Its commonly accepted that teenagers are supposed to be know-it-alls and foolish, but I find its a bit different when you meet someone who is now well into their 20s and still thinks they know it all and are still foolish. The one is easy to live with, the other, not so much. I’ve found myself thinking, they need life to knock them around a little. Problem being, I’m pretty sure I was one of those people! By my mid 20s, life had already knocked me around a little, but my dutch stubbornness was showing. I was very black and white, had little compassion, and was far too focused on the here and now. As I started to learn a few lessons from pain, and to be truly thankful for its role in my life, II Corinthians 12 jumped out at me.
Throughout his writing Paul often lists his accomplishments juxtaposed by his faults and his belief that he was the chief of sinners. But in this chapter, he gets real about a hardship in his life, his “thorn in the flesh”. He’s honest in saying that he wishes he didn’t have it, had asked God to take it away, but he sees the benefits in his life. The first benefit is listed in verse 6.
“For though I would desire to glory, I shall not be a fool; for I will say the truth: but now I forbear, lest any man should think of me above that which he seeth me to be, or that he heareth of me.”
Paul saw this thorn in the flesh, this pain of some sort in his life, as a deterrent to becoming a fool. It kept him from being a know-it-all who thought very highly of himself.
There are many types of fools in the Bible, but the lesson that I learned from pain was to not be a fool that only focuses on the temporal instead of the eternal. Like the foolish virgins in Matthew 25 who were not prepared for the coming of the Bridegroom, the rich man in Luke 12 was a fool because he was only focused on the present and temporal.
“And he spake a parable unto them, saying, The ground of a certain rich man brought forth plentifully: And he thought within himself, saying, What shall I do, because I have no room where to bestow my fruits? And he said, This will I do: I will pull down my barns, and build greater; and there will I bestow all my fruits and my goods. And I will say to my soul, Soul, thou hast much goods laid up for many years; take thine ease, eat, drink, and be merry. But God said unto him, Thou fool, this night thy soul shall be required of thee: then whose shall those things be, which thou hast provided? So is he that layeth up treasure for himself, and is not rich toward God.”
There is something about pain that makes you long for Heaven. I honestly forget what its like to live without being in pain every day, but I can sure dream about Heaven! Of course there are many more important and spiritual things to look forward to, but that’s definitely close to the top of the list for me! Its so easy to forget that we are strangers and pilgrims here. So easy to be constantly worried about the temporal instead of building treasures in Heaven. Its so hard to keep our hearts focused on what really matters and sometimes we need a little nudge to remind us what life is really about, why we’re really here, and that this is not our home.

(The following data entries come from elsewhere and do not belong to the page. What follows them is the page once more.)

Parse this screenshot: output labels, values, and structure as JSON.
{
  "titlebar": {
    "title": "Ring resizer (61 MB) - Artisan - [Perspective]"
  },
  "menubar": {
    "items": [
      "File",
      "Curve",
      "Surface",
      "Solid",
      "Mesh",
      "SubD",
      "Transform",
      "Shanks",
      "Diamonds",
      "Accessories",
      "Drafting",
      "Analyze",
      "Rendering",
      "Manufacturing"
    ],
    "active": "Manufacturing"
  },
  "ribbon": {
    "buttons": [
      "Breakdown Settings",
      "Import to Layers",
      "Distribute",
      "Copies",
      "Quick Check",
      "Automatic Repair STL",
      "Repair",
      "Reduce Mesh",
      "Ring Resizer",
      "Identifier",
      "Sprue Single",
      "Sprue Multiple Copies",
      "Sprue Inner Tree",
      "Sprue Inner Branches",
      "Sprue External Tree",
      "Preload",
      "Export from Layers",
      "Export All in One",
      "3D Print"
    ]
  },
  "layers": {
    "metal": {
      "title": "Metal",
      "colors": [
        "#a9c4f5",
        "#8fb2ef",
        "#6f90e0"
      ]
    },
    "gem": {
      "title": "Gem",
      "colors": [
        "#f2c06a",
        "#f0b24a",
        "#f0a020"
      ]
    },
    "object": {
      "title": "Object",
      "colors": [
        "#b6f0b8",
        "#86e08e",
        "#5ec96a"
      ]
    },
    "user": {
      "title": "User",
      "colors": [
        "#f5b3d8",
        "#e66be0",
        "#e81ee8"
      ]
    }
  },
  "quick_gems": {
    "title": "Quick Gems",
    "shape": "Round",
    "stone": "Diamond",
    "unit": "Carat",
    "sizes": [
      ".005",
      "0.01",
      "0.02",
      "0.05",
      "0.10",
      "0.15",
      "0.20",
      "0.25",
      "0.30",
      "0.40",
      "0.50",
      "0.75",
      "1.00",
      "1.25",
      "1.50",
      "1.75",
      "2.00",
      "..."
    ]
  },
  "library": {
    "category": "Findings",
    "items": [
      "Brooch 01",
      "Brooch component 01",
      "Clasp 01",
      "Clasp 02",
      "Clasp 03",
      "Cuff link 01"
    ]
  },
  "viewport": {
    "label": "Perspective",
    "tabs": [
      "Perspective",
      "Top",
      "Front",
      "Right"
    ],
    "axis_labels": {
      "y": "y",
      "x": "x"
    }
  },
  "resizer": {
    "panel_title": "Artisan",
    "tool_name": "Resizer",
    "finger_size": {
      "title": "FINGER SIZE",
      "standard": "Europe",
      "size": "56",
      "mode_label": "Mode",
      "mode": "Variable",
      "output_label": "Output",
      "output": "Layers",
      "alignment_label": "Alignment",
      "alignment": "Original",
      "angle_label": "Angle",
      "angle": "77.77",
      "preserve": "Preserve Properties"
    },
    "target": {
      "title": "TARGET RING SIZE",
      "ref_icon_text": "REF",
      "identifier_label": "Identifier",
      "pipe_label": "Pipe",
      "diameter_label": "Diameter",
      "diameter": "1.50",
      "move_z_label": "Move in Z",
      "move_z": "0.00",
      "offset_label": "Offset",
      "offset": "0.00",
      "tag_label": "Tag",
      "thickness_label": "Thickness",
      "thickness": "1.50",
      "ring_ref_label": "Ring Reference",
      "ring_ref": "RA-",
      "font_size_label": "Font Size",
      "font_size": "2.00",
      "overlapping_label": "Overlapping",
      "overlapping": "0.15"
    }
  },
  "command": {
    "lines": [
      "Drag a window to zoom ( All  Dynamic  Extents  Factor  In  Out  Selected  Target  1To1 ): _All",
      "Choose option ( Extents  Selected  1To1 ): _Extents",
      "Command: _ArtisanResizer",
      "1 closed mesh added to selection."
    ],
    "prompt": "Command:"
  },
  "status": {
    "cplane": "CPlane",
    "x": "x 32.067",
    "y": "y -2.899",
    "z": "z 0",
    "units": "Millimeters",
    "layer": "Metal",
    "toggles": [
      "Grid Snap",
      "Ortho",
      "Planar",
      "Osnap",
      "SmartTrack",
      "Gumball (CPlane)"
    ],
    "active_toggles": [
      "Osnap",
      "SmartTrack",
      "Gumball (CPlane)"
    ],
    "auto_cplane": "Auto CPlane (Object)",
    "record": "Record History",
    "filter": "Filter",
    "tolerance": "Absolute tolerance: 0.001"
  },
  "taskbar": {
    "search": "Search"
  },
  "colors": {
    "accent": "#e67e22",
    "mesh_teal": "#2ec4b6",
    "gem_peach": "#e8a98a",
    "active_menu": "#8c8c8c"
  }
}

I love these verses in Hebrews 11, the great “faith chapter”.
“These all died in faith, not having received the promises, but having seen them afar off, and were persuaded of them, and embraced them, and confessed that they were strangers and pilgrims on the earth. For they that say such things declare plainly that they seek a country. And truly, if they had been mindful of that country from whence they came out, they might have had opportunity to have returned. But now they desire a better country, that is, an heavenly”
They didn’t just believe in the promise of Heaven, they were persuaded, embraced it, confessed it, and were mindful of it. If only every day, I could be persuaded to embrace the eternal. Pain has taught me to desire a better country, and for that, I am grateful.